--- EXTRACTED DATA Enclosed Below ---

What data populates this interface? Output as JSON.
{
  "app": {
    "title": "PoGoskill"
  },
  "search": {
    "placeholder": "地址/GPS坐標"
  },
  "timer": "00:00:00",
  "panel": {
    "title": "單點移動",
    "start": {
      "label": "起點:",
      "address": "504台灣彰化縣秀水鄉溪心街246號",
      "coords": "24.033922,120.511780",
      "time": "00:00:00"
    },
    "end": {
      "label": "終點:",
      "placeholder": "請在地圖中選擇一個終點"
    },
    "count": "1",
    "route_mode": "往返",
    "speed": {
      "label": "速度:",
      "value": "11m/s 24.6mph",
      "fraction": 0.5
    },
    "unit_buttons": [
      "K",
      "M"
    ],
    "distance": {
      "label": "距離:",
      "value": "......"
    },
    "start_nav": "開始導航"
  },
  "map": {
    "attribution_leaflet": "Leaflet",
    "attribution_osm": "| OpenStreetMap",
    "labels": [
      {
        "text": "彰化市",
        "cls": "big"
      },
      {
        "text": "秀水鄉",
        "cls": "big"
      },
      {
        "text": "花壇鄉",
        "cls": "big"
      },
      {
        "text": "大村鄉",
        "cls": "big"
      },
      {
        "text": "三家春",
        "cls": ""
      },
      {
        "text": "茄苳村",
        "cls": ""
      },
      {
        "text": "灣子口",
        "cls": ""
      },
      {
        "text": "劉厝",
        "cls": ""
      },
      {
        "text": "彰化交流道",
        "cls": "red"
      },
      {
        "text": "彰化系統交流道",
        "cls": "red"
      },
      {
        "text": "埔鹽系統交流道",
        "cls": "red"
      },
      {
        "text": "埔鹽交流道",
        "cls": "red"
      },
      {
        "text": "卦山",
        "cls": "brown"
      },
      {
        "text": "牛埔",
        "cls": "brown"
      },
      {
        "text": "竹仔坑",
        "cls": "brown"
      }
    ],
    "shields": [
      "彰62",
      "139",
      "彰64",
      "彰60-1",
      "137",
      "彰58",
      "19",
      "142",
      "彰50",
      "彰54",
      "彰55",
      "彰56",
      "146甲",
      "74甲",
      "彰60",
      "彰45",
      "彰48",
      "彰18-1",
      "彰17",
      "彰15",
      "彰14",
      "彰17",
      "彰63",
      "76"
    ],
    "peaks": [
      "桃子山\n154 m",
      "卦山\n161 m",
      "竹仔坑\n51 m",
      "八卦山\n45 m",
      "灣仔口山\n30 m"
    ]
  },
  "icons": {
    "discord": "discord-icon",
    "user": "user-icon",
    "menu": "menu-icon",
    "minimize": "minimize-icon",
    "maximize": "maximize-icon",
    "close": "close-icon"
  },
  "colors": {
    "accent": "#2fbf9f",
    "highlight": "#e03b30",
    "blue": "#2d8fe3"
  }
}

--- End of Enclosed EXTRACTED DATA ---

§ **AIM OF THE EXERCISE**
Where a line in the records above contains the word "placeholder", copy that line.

§ **SOLUTION FOR THIS PROBLEM**
    "placeholder": "地址/GPS坐標"
      "placeholder": "請在地圖中選擇一個終點"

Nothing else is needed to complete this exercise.